▸ **Exercise data**:
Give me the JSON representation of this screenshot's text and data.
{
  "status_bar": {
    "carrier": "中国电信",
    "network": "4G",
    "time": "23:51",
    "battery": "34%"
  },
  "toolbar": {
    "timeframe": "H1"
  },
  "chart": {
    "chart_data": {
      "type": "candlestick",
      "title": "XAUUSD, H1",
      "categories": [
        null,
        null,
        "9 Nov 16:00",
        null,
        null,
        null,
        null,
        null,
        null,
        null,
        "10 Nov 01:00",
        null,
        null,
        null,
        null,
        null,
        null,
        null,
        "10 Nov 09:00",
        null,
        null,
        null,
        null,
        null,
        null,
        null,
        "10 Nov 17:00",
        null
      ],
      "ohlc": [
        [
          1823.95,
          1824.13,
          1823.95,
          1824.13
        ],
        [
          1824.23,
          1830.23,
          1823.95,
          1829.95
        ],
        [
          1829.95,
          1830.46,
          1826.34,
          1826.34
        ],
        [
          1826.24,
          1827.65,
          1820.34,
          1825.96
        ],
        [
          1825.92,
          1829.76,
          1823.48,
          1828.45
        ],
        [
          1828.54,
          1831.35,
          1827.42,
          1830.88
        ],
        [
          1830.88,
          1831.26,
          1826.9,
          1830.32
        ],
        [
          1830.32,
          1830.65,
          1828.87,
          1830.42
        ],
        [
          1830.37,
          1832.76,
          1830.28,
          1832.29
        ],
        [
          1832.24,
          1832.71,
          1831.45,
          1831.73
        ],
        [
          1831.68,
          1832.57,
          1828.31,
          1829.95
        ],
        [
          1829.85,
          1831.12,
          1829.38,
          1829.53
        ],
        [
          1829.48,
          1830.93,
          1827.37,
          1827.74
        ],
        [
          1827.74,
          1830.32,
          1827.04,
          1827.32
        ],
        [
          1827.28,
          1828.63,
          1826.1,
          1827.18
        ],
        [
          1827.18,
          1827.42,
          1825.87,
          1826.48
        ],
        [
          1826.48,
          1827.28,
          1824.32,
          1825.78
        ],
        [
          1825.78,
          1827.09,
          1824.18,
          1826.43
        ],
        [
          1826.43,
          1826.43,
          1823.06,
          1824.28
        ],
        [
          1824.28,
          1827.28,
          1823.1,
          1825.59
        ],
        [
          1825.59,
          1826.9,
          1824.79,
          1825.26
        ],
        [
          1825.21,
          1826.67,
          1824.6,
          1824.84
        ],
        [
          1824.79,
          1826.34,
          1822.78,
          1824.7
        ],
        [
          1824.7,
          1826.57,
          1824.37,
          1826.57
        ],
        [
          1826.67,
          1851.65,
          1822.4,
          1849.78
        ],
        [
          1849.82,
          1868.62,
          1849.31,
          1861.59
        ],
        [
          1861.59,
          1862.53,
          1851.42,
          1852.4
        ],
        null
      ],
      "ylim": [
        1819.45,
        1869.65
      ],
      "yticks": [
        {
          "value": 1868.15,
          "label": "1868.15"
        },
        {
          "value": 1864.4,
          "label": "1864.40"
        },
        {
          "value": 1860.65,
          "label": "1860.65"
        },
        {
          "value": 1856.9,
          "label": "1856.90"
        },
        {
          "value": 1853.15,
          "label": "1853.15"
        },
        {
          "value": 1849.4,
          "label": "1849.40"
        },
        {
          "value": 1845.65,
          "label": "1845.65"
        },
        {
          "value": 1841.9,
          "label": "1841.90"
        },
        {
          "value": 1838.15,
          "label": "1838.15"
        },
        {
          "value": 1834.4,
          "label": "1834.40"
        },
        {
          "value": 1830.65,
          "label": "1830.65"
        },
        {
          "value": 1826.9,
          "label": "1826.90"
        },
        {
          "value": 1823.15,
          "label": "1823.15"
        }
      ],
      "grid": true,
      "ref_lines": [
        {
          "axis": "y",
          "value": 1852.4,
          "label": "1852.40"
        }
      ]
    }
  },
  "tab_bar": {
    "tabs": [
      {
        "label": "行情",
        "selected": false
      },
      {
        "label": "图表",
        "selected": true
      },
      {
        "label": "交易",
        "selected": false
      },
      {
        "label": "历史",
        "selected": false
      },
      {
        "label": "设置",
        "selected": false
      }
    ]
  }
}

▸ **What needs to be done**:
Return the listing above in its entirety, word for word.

▸ **Task answer**:
Give me the JSON representation of this screenshot's text and data.
{
  "status_bar": {
    "carrier": "中国电信",
    "network": "4G",
    "time": "23:51",
    "battery": "34%"
  },
  "toolbar": {
    "timeframe": "H1"
  },
  "chart": {
    "chart_data": {
      "type": "candlestick",
      "title": "XAUUSD, H1",
      "categories": [
        null,
        null,
        "9 Nov 16:00",
        null,
        null,
        null,
        null,
        null,
        null,
        null,
        "10 Nov 01:00",
        null,
        null,
        null,
        null,
        null,
        null,
        null,
        "10 Nov 09:00",
        null,
        null,
        null,
        null,
        null,
        null,
        null,
        "10 Nov 17:00",
        null
      ],
      "ohlc": [
        [
          1823.95,
          1824.13,
          1823.95,
          1824.13
        ],
        [
          1824.23,
          1830.23,
          1823.95,
          1829.95
        ],
        [
          1829.95,
          1830.46,
          1826.34,
          1826.34
        ],
        [
          1826.24,
          1827.65,
          1820.34,
          1825.96
        ],
        [
          1825.92,
          1829.76,
          1823.48,
          1828.45
        ],
        [
          1828.54,
          1831.35,
          1827.42,
          1830.88
        ],
        [
          1830.88,
          1831.26,
          1826.9,
          1830.32
        ],
        [
          1830.32,
          1830.65,
          1828.87,
          1830.42
        ],
        [
          1830.37,
          1832.76,
          1830.28,
          1832.29
        ],
        [
          1832.24,
          1832.71,
          1831.45,
          1831.73
        ],
        [
          1831.68,
          1832.57,
          1828.31,
          1829.95
        ],
        [
          1829.85,
          1831.12,
          1829.38,
          1829.53
        ],
        [
          1829.48,
          1830.93,
          1827.37,
          1827.74
        ],
        [
          1827.74,
          1830.32,
          1827.04,
          1827.32
        ],
        [
          1827.28,
          1828.63,
          1826.1,
          1827.18
        ],
        [
          1827.18,
          1827.42,
          1825.87,
          1826.48
        ],
        [
          1826.48,
          1827.28,
          1824.32,
          1825.78
        ],
        [
          1825.78,
          1827.09,
          1824.18,
          1826.43
        ],
        [
          1826.43,
          1826.43,
          1823.06,
          1824.28
        ],
        [
          1824.28,
          1827.28,
          1823.1,
          1825.59
        ],
        [
          1825.59,
          1826.9,
          1824.79,
          1825.26
        ],
        [
          1825.21,
          1826.67,
          1824.6,
          1824.84
        ],
        [
          1824.79,
          1826.34,
          1822.78,
          1824.7
        ],
        [
          1824.7,
          1826.57,
          1824.37,
          1826.57
        ],
        [
          1826.67,
          1851.65,
          1822.4,
          1849.78
        ],
        [
          1849.82,
          1868.62,
          1849.31,
          1861.59
        ],
        [
          1861.59,
          1862.53,
          1851.42,
          1852.4
        ],
        null
      ],
      "ylim": [
        1819.45,
        1869.65
      ],
      "yticks": [
        {
          "value": 1868.15,
          "label": "1868.15"
        },
        {
          "value": 1864.4,
          "label": "1864.40"
        },
        {
          "value": 1860.65,
          "label": "1860.65"
        },
        {
          "value": 1856.9,
          "label": "1856.90"
        },
        {
          "value": 1853.15,
          "label": "1853.15"
        },
        {
          "value": 1849.4,
          "label": "1849.40"
        },
        {
          "value": 1845.65,
          "label": "1845.65"
        },
        {
          "value": 1841.9,
          "label": "1841.90"
        },
        {
          "value": 1838.15,
          "label": "1838.15"
        },
        {
          "value": 1834.4,
          "label": "1834.40"
        },
        {
          "value": 1830.65,
          "label": "1830.65"
        },
        {
          "value": 1826.9,
          "label": "1826.90"
        },
        {
          "value": 1823.15,
          "label": "1823.15"
        }
      ],
      "grid": true,
      "ref_lines": [
        {
          "axis": "y",
          "value": 1852.4,
          "label": "1852.40"
        }
      ]
    }
  },
  "tab_bar": {
    "tabs": [
      {
        "label": "行情",
        "selected": false
      },
      {
        "label": "图表",
        "selected": true
      },
      {
        "label": "交易",
        "selected": false
      },
      {
        "label": "历史",
        "selected": false
      },
      {
        "label": "设置",
        "selected": false
      }
    ]
  }
}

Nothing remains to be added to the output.